■ **Exercise brief**: Retype all of the lines below with no changes.

■ **Supplied information**:

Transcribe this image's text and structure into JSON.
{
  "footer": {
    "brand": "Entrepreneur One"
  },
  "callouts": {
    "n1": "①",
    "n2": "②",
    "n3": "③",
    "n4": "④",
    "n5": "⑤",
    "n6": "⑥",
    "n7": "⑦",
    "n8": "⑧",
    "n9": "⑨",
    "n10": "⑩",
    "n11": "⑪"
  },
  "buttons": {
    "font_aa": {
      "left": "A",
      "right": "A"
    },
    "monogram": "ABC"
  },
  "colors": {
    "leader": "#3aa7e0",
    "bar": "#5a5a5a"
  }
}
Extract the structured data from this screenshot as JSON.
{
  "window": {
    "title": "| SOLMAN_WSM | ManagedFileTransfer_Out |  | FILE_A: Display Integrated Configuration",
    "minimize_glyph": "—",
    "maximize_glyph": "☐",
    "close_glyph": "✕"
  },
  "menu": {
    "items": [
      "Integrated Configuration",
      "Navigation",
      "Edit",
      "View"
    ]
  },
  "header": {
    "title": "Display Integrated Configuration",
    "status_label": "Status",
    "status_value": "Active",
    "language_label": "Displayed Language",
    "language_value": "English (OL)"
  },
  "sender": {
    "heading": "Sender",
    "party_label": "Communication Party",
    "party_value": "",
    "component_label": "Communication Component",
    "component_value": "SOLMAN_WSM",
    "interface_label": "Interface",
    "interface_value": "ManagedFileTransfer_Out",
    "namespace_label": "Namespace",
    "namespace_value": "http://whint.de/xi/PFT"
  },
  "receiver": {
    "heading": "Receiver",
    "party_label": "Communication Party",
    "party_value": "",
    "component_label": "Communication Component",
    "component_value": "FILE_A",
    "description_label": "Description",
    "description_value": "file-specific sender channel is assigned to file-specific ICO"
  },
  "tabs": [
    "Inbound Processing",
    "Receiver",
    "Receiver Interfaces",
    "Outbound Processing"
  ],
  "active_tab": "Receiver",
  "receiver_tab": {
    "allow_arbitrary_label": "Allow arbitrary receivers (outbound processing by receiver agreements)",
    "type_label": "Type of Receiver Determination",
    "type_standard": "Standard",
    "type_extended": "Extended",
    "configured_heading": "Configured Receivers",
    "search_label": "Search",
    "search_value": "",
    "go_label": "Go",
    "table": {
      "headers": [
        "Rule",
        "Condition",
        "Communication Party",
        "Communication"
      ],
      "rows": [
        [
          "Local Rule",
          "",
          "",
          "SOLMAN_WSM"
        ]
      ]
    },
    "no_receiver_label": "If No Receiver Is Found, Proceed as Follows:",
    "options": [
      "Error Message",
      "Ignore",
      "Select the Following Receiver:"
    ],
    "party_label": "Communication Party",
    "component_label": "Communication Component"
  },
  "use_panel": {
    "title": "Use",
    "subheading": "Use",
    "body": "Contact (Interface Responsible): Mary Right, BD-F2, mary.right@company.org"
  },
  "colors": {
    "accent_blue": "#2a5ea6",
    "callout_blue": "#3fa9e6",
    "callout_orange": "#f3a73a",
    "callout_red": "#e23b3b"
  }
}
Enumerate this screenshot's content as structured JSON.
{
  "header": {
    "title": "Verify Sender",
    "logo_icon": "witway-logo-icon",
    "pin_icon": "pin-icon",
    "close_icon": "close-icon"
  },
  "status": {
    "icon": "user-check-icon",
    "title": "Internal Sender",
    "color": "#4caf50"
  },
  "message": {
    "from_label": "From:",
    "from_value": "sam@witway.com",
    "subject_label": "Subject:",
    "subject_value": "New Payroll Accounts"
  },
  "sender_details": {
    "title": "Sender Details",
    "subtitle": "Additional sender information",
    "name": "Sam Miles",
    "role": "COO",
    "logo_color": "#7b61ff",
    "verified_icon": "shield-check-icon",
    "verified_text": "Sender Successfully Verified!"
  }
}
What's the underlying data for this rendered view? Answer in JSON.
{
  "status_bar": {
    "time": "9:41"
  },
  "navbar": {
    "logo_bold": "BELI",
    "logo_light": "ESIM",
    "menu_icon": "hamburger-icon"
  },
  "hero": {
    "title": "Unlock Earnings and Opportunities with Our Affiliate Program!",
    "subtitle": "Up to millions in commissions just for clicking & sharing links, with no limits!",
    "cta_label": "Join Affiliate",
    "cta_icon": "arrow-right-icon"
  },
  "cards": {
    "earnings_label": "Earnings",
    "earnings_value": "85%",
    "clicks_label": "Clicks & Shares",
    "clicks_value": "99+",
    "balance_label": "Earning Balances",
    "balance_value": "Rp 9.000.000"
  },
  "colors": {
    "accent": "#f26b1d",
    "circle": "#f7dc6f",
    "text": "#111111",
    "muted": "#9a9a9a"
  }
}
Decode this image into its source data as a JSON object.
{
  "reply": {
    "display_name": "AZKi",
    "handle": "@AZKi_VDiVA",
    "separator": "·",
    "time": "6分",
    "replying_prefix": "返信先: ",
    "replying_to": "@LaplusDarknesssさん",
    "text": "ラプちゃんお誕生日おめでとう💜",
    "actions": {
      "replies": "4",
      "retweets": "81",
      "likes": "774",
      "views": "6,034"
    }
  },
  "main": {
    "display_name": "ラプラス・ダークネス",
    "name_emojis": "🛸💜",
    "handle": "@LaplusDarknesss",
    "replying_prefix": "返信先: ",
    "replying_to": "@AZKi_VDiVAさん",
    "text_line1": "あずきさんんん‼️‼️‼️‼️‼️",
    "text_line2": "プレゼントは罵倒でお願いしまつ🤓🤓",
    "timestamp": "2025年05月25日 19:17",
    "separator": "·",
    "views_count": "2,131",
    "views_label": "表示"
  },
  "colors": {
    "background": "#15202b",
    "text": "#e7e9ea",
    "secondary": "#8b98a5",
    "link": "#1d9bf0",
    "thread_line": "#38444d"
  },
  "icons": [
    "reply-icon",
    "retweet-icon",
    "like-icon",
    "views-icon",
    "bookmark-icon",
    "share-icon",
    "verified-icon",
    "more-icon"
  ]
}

■ **Exercise response**:
Transcribe this image's text and structure into JSON.
{
  "footer": {
    "brand": "Entrepreneur One"
  },
  "callouts": {
    "n1": "①",
    "n2": "②",
    "n3": "③",
    "n4": "④",
    "n5": "⑤",
    "n6": "⑥",
    "n7": "⑦",
    "n8": "⑧",
    "n9": "⑨",
    "n10": "⑩",
    "n11": "⑪"
  },
  "buttons": {
    "font_aa": {
      "left": "A",
      "right": "A"
    },
    "monogram": "ABC"
  },
  "colors": {
    "leader": "#3aa7e0",
    "bar": "#5a5a5a"
  }
}
Extract the structured data from this screenshot as JSON.
{
  "window": {
    "title": "| SOLMAN_WSM | ManagedFileTransfer_Out |  | FILE_A: Display Integrated Configuration",
    "minimize_glyph": "—",
    "maximize_glyph": "☐",
    "close_glyph": "✕"
  },
  "menu": {
    "items": [
      "Integrated Configuration",
      "Navigation",
      "Edit",
      "View"
    ]
  },
  "header": {
    "title": "Display Integrated Configuration",
    "status_label": "Status",
    "status_value": "Active",
    "language_label": "Displayed Language",
    "language_value": "English (OL)"
  },
  "sender": {
    "heading": "Sender",
    "party_label": "Communication Party",
    "party_value": "",
    "component_label": "Communication Component",
    "component_value": "SOLMAN_WSM",
    "interface_label": "Interface",
    "interface_value": "ManagedFileTransfer_Out",
    "namespace_label": "Namespace",
    "namespace_value": "http://whint.de/xi/PFT"
  },
  "receiver": {
    "heading": "Receiver",
    "party_label": "Communication Party",
    "party_value": "",
    "component_label": "Communication Component",
    "component_value": "FILE_A",
    "description_label": "Description",
    "description_value": "file-specific sender channel is assigned to file-specific ICO"
  },
  "tabs": [
    "Inbound Processing",
    "Receiver",
    "Receiver Interfaces",
    "Outbound Processing"
  ],
  "active_tab": "Receiver",
  "receiver_tab": {
    "allow_arbitrary_label": "Allow arbitrary receivers (outbound processing by receiver agreements)",
    "type_label": "Type of Receiver Determination",
    "type_standard": "Standard",
    "type_extended": "Extended",
    "configured_heading": "Configured Receivers",
    "search_label": "Search",
    "search_value": "",
    "go_label": "Go",
    "table": {
      "headers": [
        "Rule",
        "Condition",
        "Communication Party",
        "Communication"
      ],
      "rows": [
        [
          "Local Rule",
          "",
          "",
          "SOLMAN_WSM"
        ]
      ]
    },
    "no_receiver_label": "If No Receiver Is Found, Proceed as Follows:",
    "options": [
      "Error Message",
      "Ignore",
      "Select the Following Receiver:"
    ],
    "party_label": "Communication Party",
    "component_label": "Communication Component"
  },
  "use_panel": {
    "title": "Use",
    "subheading": "Use",
    "body": "Contact (Interface Responsible): Mary Right, BD-F2, mary.right@company.org"
  },
  "colors": {
    "accent_blue": "#2a5ea6",
    "callout_blue": "#3fa9e6",
    "callout_orange": "#f3a73a",
    "callout_red": "#e23b3b"
  }
}
Enumerate this screenshot's content as structured JSON.
{
  "header": {
    "title": "Verify Sender",
    "logo_icon": "witway-logo-icon",
    "pin_icon": "pin-icon",
    "close_icon": "close-icon"
  },
  "status": {
    "icon": "user-check-icon",
    "title": "Internal Sender",
    "color": "#4caf50"
  },
  "message": {
    "from_label": "From:",
    "from_value": "sam@witway.com",
    "subject_label": "Subject:",
    "subject_value": "New Payroll Accounts"
  },
  "sender_details": {
    "title": "Sender Details",
    "subtitle": "Additional sender information",
    "name": "Sam Miles",
    "role": "COO",
    "logo_color": "#7b61ff",
    "verified_icon": "shield-check-icon",
    "verified_text": "Sender Successfully Verified!"
  }
}
What's the underlying data for this rendered view? Answer in JSON.
{
  "status_bar": {
    "time": "9:41"
  },
  "navbar": {
    "logo_bold": "BELI",
    "logo_light": "ESIM",
    "menu_icon": "hamburger-icon"
  },
  "hero": {
    "title": "Unlock Earnings and Opportunities with Our Affiliate Program!",
    "subtitle": "Up to millions in commissions just for clicking & sharing links, with no limits!",
    "cta_label": "Join Affiliate",
    "cta_icon": "arrow-right-icon"
  },
  "cards": {
    "earnings_label": "Earnings",
    "earnings_value": "85%",
    "clicks_label": "Clicks & Shares",
    "clicks_value": "99+",
    "balance_label": "Earning Balances",
    "balance_value": "Rp 9.000.000"
  },
  "colors": {
    "accent": "#f26b1d",
    "circle": "#f7dc6f",
    "text": "#111111",
    "muted": "#9a9a9a"
  }
}
Decode this image into its source data as a JSON object.
{
  "reply": {
    "display_name": "AZKi",
    "handle": "@AZKi_VDiVA",
    "separator": "·",
    "time": "6分",
    "replying_prefix": "返信先: ",
    "replying_to": "@LaplusDarknesssさん",
    "text": "ラプちゃんお誕生日おめでとう💜",
    "actions": {
      "replies": "4",
      "retweets": "81",
      "likes": "774",
      "views": "6,034"
    }
  },
  "main": {
    "display_name": "ラプラス・ダークネス",
    "name_emojis": "🛸💜",
    "handle": "@LaplusDarknesss",
    "replying_prefix": "返信先: ",
    "replying_to": "@AZKi_VDiVAさん",
    "text_line1": "あずきさんんん‼️‼️‼️‼️‼️",
    "text_line2": "プレゼントは罵倒でお願いしまつ🤓🤓",
    "timestamp": "2025年05月25日 19:17",
    "separator": "·",
    "views_count": "2,131",
    "views_label": "表示"
  },
  "colors": {
    "background": "#15202b",
    "text": "#e7e9ea",
    "secondary": "#8b98a5",
    "link": "#1d9bf0",
    "thread_line": "#38444d"
  },
  "icons": [
    "reply-icon",
    "retweet-icon",
    "like-icon",
    "views-icon",
    "bookmark-icon",
    "share-icon",
    "verified-icon",
    "more-icon"
  ]
}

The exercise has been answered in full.